Rummaging around in the Obama administration files, the new arrivals soon discovered well-prepared plans for sanctions should Iran’s actions displease. Iran was no longer ‘on notice,’ it was sanctioned. The Iranians are furious, saying nobody was going to stop them from defending themselves.

Saudi Arabia, the perennial U.S. ally and unhappy with the Iran agreement, was well pleased promising to increase its investments. From Wikileaks we had learned how this defender of the true faith urged President Obama ‘to cut off the head of the snake’ meaning Iran. So a fourteen centuries old political struggle resulting in two Islamic factions continues, complicated no doubt by the lesser known fact that Saudi Arabia’s oil-rich province has a majority population who are Shia — the same form of Islam as in Iran.

The Iran agreement itself consisting of an initial Joint Plan of Action (JPA) and culminating in a Joint Comprehensive Plan of Action (JCPOA) is unique in including a UN Security Council imprimatur and in involving the six major world powers (U.S., Russia, China, UK, France and Germany) plus, of course, Iran. Should the U.S. abrogate the agreement unilaterally, it would consequently alienate not only Iran but also its allies, major trading partners, and friend-to-be Russia, if President Trump is to be believed. Nowhere in this copious document does the word ‘missile’ appear, for Iran would not have signed the agreement.

So it was that the Obama administration put forward a resolution in the UN security Council to secure missile restrictions not in the tentative agreement. And it dug in its heels. Thus the Security Council Resolution 2335 passed unanimously. The UN and its Security Council pass all kinds of resolutions sometimes implemented much more strenuously than was the intent (as in Libya) causing chaos, often ignored (as by India on Kashmir, or Israel, and others) and generally paid not too much heed … except when countries find it suits their purpose.

Is it all the Trump bluster? After all, his much self-vaunted business acumen consists of owning one building (Trump Tower) and a minority share in two others in New York and a few hotels. These constitute a majority of his net worth. The rest is a smattering of golf clubs and franchises.

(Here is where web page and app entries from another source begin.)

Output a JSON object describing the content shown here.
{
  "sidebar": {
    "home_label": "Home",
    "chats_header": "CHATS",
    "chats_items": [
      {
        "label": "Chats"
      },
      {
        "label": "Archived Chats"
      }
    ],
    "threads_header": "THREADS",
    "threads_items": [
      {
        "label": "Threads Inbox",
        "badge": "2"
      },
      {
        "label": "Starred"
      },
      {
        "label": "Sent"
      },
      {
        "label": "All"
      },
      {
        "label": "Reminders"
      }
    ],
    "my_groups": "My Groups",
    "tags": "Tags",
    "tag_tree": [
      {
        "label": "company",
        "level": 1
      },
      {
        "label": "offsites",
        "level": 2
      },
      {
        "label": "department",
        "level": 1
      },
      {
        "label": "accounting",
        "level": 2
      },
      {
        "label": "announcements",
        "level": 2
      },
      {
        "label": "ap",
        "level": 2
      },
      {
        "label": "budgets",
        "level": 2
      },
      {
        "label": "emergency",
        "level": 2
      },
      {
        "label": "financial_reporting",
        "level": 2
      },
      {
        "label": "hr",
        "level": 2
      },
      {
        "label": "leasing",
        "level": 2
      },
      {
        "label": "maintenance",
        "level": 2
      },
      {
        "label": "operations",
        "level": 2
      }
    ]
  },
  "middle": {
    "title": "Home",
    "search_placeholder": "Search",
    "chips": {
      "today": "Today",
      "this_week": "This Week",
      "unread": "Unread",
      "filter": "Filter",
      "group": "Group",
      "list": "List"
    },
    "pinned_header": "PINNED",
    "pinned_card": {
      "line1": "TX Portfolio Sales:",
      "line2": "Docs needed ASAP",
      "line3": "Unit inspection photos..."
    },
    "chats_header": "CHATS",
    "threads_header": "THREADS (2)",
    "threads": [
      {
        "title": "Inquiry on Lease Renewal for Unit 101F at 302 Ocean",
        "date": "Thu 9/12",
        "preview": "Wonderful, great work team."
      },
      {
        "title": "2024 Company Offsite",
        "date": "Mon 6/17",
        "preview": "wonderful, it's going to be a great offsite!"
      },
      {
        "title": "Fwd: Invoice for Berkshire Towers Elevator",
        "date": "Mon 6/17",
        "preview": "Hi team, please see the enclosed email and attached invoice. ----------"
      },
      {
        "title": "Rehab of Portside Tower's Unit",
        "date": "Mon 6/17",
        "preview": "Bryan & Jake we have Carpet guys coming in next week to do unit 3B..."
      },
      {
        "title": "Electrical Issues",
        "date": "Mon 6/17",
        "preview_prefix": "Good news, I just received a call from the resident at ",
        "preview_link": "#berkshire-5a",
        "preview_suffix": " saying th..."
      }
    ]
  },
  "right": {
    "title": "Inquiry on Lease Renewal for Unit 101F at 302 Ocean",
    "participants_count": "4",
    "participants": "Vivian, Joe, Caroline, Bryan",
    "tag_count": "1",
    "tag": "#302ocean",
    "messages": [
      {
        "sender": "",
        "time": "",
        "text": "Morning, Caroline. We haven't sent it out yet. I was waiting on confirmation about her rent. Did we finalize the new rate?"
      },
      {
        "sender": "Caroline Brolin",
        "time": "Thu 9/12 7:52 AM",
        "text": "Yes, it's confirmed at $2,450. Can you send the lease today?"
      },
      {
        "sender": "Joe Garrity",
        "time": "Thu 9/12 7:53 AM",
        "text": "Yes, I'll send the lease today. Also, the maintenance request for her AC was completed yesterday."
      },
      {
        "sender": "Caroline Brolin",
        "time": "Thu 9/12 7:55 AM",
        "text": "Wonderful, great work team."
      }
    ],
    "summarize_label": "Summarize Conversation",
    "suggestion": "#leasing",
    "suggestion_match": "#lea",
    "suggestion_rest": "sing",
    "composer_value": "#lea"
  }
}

Mr. Trump will soon discover the world stage, countries, their political leaders and their people a different cup of tea from real estate. In the first place, the stakes are higher … and can be deadly.   And a war with Iran, a much larger, better armed country than Iraq, would be a disaster — its ramifications likely to be felt by Israel through a missile-armed Hezbollah.   And its large army with easy access to Saudi Arabia’s oil fields, via a Shia run friendly Iraq government, could teach the Saudis and the Gulf States a lesson they would not soon forget — despite the U.S. base in Qatar.

If this president has been as easily seduced by military power as his predecessor, another war and even more refugees are the future. Add all the executive orders, lawsuits, immigration problems, demonstrations, and as Steve Schmidt a Republican strategist observed this week, their supporters ‘voted for change, not for chaos’.

Dr. Arshad M. Khan
Dr. Arshad M. Khan
Dr. Arshad M. Khan is a former Professor based in the US. Educated at King's College London, OSU and The University of Chicago, he has a multidisciplinary background that has frequently informed his research. Thus he headed the analysis of an innovation survey of Norway, and his work on SMEs published in major journals has been widely cited. He has for several decades also written for the press: These articles and occasional comments have appeared in print media such as The Dallas Morning News, Dawn (Pakistan), The Fort Worth Star Telegram, The Monitor, The Wall Street Journal and others. On the internet, he has written for, Asia Times, Common Dreams, Counterpunch, Countercurrents, Dissident Voice, Eurasia Review and Modern Diplomacy among many. His work has been quoted in the U.S. Congress and published in its Congressional Record.